Roomerazzit Zimbali only ever made one trip out of the mouth – never again were the sails hoisted till Manfred sold it. It remained moored as a convenient boys gathering place. Again, some may know better and I’d love to hear.
augenoptikermeister – optician
oogkundige – augenoptikermeister
The kaiserliche und konigliche kriegsmarine, sometimes shortened to k.u.k. kriegsmarine, was the naval force of Austria-Hungary. Ships of the k.u.k. kriegsmarine were designated SMS, for Seiner Majestat Schiff (His Majesty’s Ship).
The Comrades Marathon’s Quadruple Green Number is awarded only to people who are certifiably crazy. The award – and membership of that exclusive club – means you have run the 89km Comrades ultra-marathon at least forty times! Holy shit!!
Wietsche Van Der Westhuizen
– – – – – David Williams – – – – –
Johann Van Eeden
Boysie Van Staden
Dave ‘Jesus’ Williams is a Kingfisher Canoe Club stalwart who has helped run the Umkomaas canoe marathon for about the same number of years he’s been shuffling the Comrades.
On the Umko, Dave has done it all. Driving trucks, pitching tents, digging toilets, rigging toilets on trucks, buying food, preparing food, serving in the pub, listening to paddlers gaaning aan about how scary THEIR race was; you name it, Jesus has done it. And with aplomb and with a smile. He was there 36ys ago when I did my only Umko and patiently served us rowdy hooligans with beer after beer at the overnight stop until there were only two okes left drinking – me and Chris Greeff. Eventually we got tired of people rudely shouting at us to ‘Shut Up, They Were Trying To Sleep,’ so we staggered off to our sleeping bags on the grass under the big marquee. There was a small difference between me and the man I’d been matching beer for beer till late that night: He was actually leading the race and duly went on to win the singles the next day. I finished in eventually-th place.
I last saw Dave Jesus at the 2016 Umko – he was driving the beer truck and selling beer at the prize-giving. We had a good chat. He had given me good stories for the Umko 50yrs book, but now I mainly wanted to know about the Comrades. About HOW MANY? about WHY!? and about ARE YOU MAD?!
He couldn’t really explain, but all he talked about was beating other ous. So even though his finishing time was stretching out compared to his best days, he always had goals and people to beat. At the time, his main “battle” was against Tilda Tearle (she who actually won the damn thing one year). He beats her, then she beats him; how and when, Dave describes in great detail – “I was leading for 30km and then my knee started to hurt and I heard she was catching up to me” etc etc. He remembers every yard, every pace, every change of fortune, good or bad. In Comrades as well as all the other races he does, he always has some or other bet or goal or competition going on with his comrades in running. That’s what keeps him going, I suppose. That, and the insanity.

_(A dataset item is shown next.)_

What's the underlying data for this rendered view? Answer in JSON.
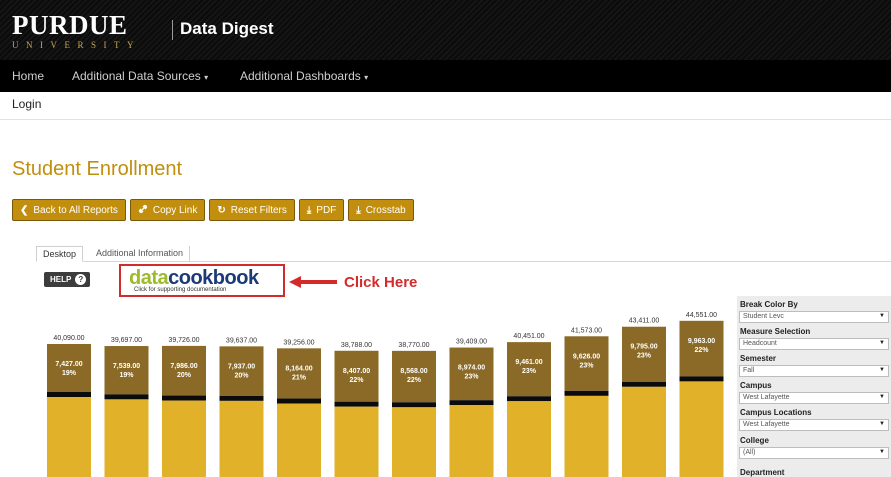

A lovely modest oke. But quite mad – he has also run 100km around a 400m athletics track and has run 100 MILES, too. He also runs a cross country race from Royal Natal National Park up to Witsieshoek, then along the road to the car park then up to the foot of the chain ladder, up the ladder onto the Amphitheatre, down the gulley and back to National Park campsite. About 50 rugged cross-country kilometres with a huge altitude gain that makes the Harrismith mountain race look like a short flat stroll.